In current study, the level of adherence to asthma medication was relatively lower when compared to others studies done in developing countries. This could alarm the health care providers of the hospital to give due attention in drug education and counseling. The major factors or reasons for missing doses were simple forgetfulness, absences of clear drug information and being busy with other things.
Based on the findings of the study, the following recommendations were forwarded to the hospital, health care providers, and other concerned bodies.
⇒ The hospital should construct a better care plan incorporating adequate drug education as main component of asthma management.
⇒ All health care providers taking care of asthma patients should monitor their adherence to prescribed medication in regular basis.
⇒ Health care providers especially pharmacists should provide accessible information to patients on their treatment plan to ensure patients keep their regular follow up, improve their patient's confidence and to avoid drug abuse.
⇒ The clinicians need to improve relationship with their patients and counsel their patients on the regular follow up of the appointments and avoiding drug abuse.
⇒ Finally, further study should be done with inclusion of different adherence measures and advanced statistical tests using large sample size.

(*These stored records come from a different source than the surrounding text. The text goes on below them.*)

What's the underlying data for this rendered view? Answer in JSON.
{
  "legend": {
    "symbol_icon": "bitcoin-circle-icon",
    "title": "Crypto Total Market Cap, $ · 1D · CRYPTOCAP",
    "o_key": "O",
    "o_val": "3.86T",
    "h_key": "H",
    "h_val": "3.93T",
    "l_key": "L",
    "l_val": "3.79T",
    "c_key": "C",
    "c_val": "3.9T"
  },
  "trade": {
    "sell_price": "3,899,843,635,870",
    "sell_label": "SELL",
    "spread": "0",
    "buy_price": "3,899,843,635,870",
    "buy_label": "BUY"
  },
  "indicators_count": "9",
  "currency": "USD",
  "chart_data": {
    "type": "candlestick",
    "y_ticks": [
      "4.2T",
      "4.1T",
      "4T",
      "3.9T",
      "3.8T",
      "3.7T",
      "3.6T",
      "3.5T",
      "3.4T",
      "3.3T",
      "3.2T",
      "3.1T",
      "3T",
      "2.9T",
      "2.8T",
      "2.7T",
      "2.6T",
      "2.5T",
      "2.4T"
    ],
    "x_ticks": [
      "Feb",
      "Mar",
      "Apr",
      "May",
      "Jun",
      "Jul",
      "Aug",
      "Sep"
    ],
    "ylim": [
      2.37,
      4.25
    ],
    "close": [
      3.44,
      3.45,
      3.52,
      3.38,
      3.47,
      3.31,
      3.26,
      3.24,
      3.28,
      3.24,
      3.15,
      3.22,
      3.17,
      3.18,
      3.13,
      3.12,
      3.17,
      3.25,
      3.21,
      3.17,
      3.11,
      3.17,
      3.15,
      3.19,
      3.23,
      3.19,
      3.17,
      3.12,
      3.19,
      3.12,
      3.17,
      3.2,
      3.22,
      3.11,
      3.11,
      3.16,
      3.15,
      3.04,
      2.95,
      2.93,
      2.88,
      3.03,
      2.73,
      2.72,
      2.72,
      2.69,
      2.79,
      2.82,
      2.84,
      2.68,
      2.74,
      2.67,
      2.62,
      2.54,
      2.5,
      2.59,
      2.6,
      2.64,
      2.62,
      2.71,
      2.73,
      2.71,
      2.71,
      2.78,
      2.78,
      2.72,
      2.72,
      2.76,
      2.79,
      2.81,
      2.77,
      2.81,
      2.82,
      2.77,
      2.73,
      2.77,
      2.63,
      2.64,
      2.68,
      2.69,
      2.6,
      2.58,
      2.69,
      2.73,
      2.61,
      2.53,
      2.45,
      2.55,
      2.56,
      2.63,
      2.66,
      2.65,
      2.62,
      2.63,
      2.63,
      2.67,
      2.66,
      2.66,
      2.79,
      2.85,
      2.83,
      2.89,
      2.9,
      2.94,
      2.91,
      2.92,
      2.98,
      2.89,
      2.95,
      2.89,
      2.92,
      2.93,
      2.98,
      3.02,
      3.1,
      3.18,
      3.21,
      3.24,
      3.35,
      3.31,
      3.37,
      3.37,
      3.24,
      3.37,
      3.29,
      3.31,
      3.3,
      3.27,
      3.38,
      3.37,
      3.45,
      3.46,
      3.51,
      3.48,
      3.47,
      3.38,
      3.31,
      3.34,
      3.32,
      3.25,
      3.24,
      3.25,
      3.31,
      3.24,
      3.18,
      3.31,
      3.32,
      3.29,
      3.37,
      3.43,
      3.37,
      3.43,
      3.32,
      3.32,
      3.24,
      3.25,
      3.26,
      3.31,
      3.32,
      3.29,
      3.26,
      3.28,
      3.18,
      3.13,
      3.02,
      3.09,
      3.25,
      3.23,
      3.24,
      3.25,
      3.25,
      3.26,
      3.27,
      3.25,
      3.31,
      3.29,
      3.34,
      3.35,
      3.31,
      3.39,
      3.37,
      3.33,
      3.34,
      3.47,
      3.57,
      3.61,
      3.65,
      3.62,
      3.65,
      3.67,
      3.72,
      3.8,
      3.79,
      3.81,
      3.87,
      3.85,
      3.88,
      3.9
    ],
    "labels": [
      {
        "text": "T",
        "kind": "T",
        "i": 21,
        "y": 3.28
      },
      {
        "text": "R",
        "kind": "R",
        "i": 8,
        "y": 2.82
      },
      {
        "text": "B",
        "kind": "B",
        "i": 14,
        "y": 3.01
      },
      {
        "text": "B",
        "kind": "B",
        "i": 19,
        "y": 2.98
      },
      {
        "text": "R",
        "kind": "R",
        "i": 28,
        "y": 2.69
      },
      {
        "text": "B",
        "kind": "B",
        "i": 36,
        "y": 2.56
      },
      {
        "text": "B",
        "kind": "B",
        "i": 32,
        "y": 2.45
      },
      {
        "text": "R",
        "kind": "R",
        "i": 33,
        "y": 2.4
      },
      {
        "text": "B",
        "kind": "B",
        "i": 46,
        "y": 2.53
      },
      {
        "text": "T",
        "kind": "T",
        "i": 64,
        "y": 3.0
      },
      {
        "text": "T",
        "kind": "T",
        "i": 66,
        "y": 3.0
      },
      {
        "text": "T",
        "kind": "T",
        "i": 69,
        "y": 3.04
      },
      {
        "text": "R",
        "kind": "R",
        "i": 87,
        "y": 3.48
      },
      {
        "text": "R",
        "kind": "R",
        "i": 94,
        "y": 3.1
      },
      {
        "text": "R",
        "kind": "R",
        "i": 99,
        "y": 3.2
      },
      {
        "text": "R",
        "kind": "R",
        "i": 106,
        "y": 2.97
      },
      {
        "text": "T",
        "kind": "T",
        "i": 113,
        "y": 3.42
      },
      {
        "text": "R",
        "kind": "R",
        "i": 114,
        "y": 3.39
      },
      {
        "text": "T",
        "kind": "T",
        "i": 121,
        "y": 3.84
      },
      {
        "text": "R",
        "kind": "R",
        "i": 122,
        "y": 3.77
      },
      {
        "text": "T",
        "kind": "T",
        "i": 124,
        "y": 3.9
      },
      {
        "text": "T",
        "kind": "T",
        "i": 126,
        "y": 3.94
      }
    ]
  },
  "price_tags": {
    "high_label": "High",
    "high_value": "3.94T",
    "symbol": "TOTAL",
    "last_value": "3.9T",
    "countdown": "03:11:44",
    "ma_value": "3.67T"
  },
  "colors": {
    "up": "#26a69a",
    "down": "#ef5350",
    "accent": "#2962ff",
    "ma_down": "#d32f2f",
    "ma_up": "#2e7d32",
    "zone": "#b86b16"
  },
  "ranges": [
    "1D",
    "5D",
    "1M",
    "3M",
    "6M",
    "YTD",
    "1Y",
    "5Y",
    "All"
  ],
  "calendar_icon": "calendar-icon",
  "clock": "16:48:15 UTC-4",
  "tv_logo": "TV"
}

The authors are grateful to W/ro Birtukan Ermias, Blen Hailu and Grace Hailu, for their unreserved support throughout the study. Finally, Sodo Christian General hospital staffs and the study participants are also acknowledged for their cooperation during data collection.